- EXERCISE BRIEF: Every line that includes the word "JSON" needs to be copied from the listing.

- DATA FOR THIS TASK:
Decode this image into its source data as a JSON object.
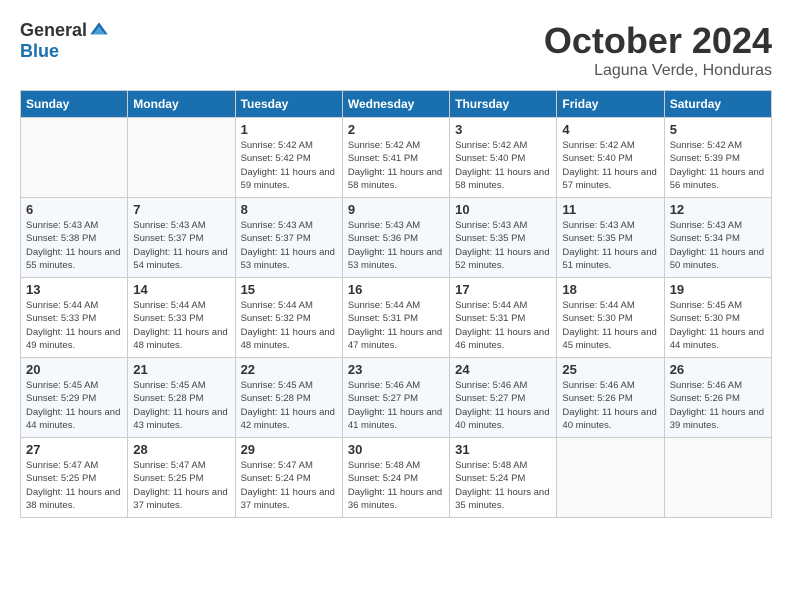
{
  "logo": {
    "general": "General",
    "blue": "Blue"
  },
  "title": "October 2024",
  "location": "Laguna Verde, Honduras",
  "days_of_week": [
    "Sunday",
    "Monday",
    "Tuesday",
    "Wednesday",
    "Thursday",
    "Friday",
    "Saturday"
  ],
  "weeks": [
    [
      {
        "day": "",
        "empty": true
      },
      {
        "day": "",
        "empty": true
      },
      {
        "day": "1",
        "sunrise": "5:42 AM",
        "sunset": "5:42 PM",
        "daylight": "11 hours and 59 minutes."
      },
      {
        "day": "2",
        "sunrise": "5:42 AM",
        "sunset": "5:41 PM",
        "daylight": "11 hours and 58 minutes."
      },
      {
        "day": "3",
        "sunrise": "5:42 AM",
        "sunset": "5:40 PM",
        "daylight": "11 hours and 58 minutes."
      },
      {
        "day": "4",
        "sunrise": "5:42 AM",
        "sunset": "5:40 PM",
        "daylight": "11 hours and 57 minutes."
      },
      {
        "day": "5",
        "sunrise": "5:42 AM",
        "sunset": "5:39 PM",
        "daylight": "11 hours and 56 minutes."
      }
    ],
    [
      {
        "day": "6",
        "sunrise": "5:43 AM",
        "sunset": "5:38 PM",
        "daylight": "11 hours and 55 minutes."
      },
      {
        "day": "7",
        "sunrise": "5:43 AM",
        "sunset": "5:37 PM",
        "daylight": "11 hours and 54 minutes."
      },
      {
        "day": "8",
        "sunrise": "5:43 AM",
        "sunset": "5:37 PM",
        "daylight": "11 hours and 53 minutes."
      },
      {
        "day": "9",
        "sunrise": "5:43 AM",
        "sunset": "5:36 PM",
        "daylight": "11 hours and 53 minutes."
      },
      {
        "day": "10",
        "sunrise": "5:43 AM",
        "sunset": "5:35 PM",
        "daylight": "11 hours and 52 minutes."
      },
      {
        "day": "11",
        "sunrise": "5:43 AM",
        "sunset": "5:35 PM",
        "daylight": "11 hours and 51 minutes."
      },
      {
        "day": "12",
        "sunrise": "5:43 AM",
        "sunset": "5:34 PM",
        "daylight": "11 hours and 50 minutes."
      }
    ],
    [
      {
        "day": "13",
        "sunrise": "5:44 AM",
        "sunset": "5:33 PM",
        "daylight": "11 hours and 49 minutes."
      },
      {
        "day": "14",
        "sunrise": "5:44 AM",
        "sunset": "5:33 PM",
        "daylight": "11 hours and 48 minutes."
      },
      {
        "day": "15",
        "sunrise": "5:44 AM",
        "sunset": "5:32 PM",
        "daylight": "11 hours and 48 minutes."
      },
      {
        "day": "16",
        "sunrise": "5:44 AM",
        "sunset": "5:31 PM",
        "daylight": "11 hours and 47 minutes."
      },
      {
        "day": "17",
        "sunrise": "5:44 AM",
        "sunset": "5:31 PM",
        "daylight": "11 hours and 46 minutes."
      },
      {
        "day": "18",
        "sunrise": "5:44 AM",
        "sunset": "5:30 PM",
        "daylight": "11 hours and 45 minutes."
      },
      {
        "day": "19",
        "sunrise": "5:45 AM",
        "sunset": "5:30 PM",
        "daylight": "11 hours and 44 minutes."
      }
    ],
    [
      {
        "day": "20",
        "sunrise": "5:45 AM",
        "sunset": "5:29 PM",
        "daylight": "11 hours and 44 minutes."
      },
      {
        "day": "21",
        "sunrise": "5:45 AM",
        "sunset": "5:28 PM",
        "daylight": "11 hours and 43 minutes."
      },
      {
        "day": "22",
        "sunrise": "5:45 AM",
        "sunset": "5:28 PM",
        "daylight": "11 hours and 42 minutes."
      },
      {
        "day": "23",
        "sunrise": "5:46 AM",
        "sunset": "5:27 PM",
        "daylight": "11 hours and 41 minutes."
      },
      {
        "day": "24",
        "sunrise": "5:46 AM",
        "sunset": "5:27 PM",
        "daylight": "11 hours and 40 minutes."
      },
      {
        "day": "25",
        "sunrise": "5:46 AM",
        "sunset": "5:26 PM",
        "daylight": "11 hours and 40 minutes."
      },
      {
        "day": "26",
        "sunrise": "5:46 AM",
        "sunset": "5:26 PM",
        "daylight": "11 hours and 39 minutes."
      }
    ],
    [
      {
        "day": "27",
        "sunrise": "5:47 AM",
        "sunset": "5:25 PM",
        "daylight": "11 hours and 38 minutes."
      },
      {
        "day": "28",
        "sunrise": "5:47 AM",
        "sunset": "5:25 PM",
        "daylight": "11 hours and 37 minutes."
      },
      {
        "day": "29",
        "sunrise": "5:47 AM",
        "sunset": "5:24 PM",
        "daylight": "11 hours and 37 minutes."
      },
      {
        "day": "30",
        "sunrise": "5:48 AM",
        "sunset": "5:24 PM",
        "daylight": "11 hours and 36 minutes."
      },
      {
        "day": "31",
        "sunrise": "5:48 AM",
        "sunset": "5:24 PM",
        "daylight": "11 hours and 35 minutes."
      },
      {
        "day": "",
        "empty": true
      },
      {
        "day": "",
        "empty": true
      }
    ]
  ]
}
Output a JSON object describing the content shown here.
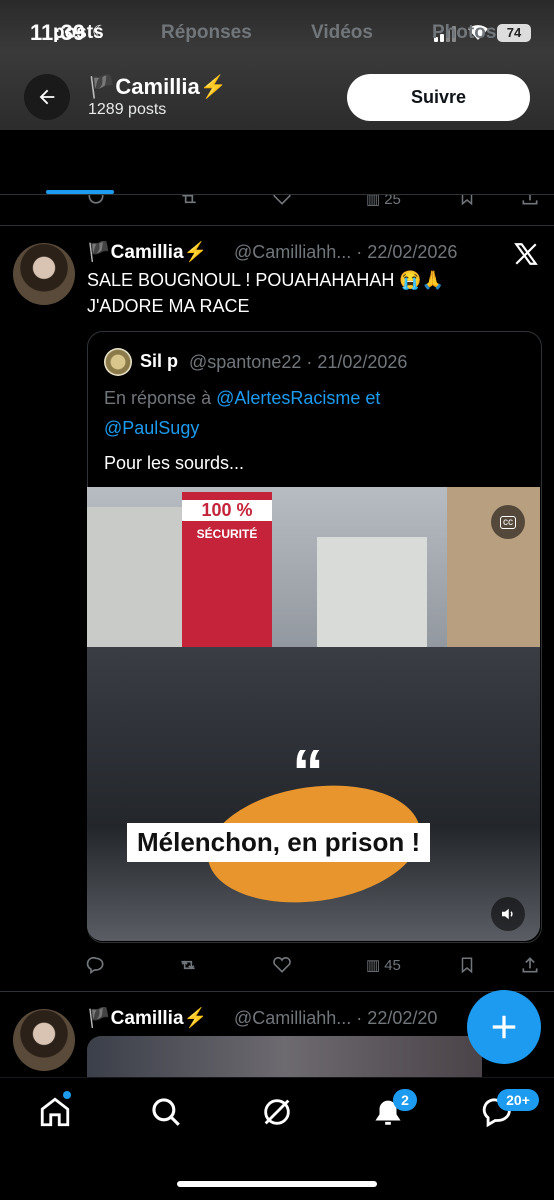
{
  "status": {
    "time": "11:39",
    "battery": "74"
  },
  "header": {
    "name": "🏴Camillia⚡",
    "posts_count": "1289 posts",
    "follow_label": "Suivre"
  },
  "tabs": [
    {
      "label": "posts"
    },
    {
      "label": "Réponses"
    },
    {
      "label": "Vidéos"
    },
    {
      "label": "Photos"
    }
  ],
  "prev_tweet": {
    "views": "25"
  },
  "tweet": {
    "name": "🏴Camillia⚡",
    "handle_date": "@Camilliahh... · 22/02/2026",
    "text_line1": "SALE BOUGNOUL ! POUAHAHAHAH 😭🙏",
    "text_line2": "J'ADORE MA RACE",
    "views": "45",
    "quote": {
      "name": "Sil p",
      "handle_date": "@spantone22 · 21/02/2026",
      "reply_prefix": "En réponse à",
      "mention1": "@AlertesRacisme",
      "and_word": "et",
      "mention2": "@PaulSugy",
      "text": "Pour les sourds...",
      "video_caption": "Mélenchon, en prison !",
      "quote_mark": "“",
      "sign_pct": "100 %",
      "sign_word": "SÉCURITÉ"
    }
  },
  "next_tweet": {
    "name": "🏴Camillia⚡",
    "handle_date": "@Camilliahh... · 22/02/20"
  },
  "nav": {
    "notif_badge": "2",
    "msg_badge": "20+"
  },
  "colors": {
    "accent": "#1d9bf0",
    "bg": "#000000",
    "muted": "#71767b"
  }
}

- OUTPUT:
Decode this image into its source data as a JSON object.
Output a JSON object describing the content shown here.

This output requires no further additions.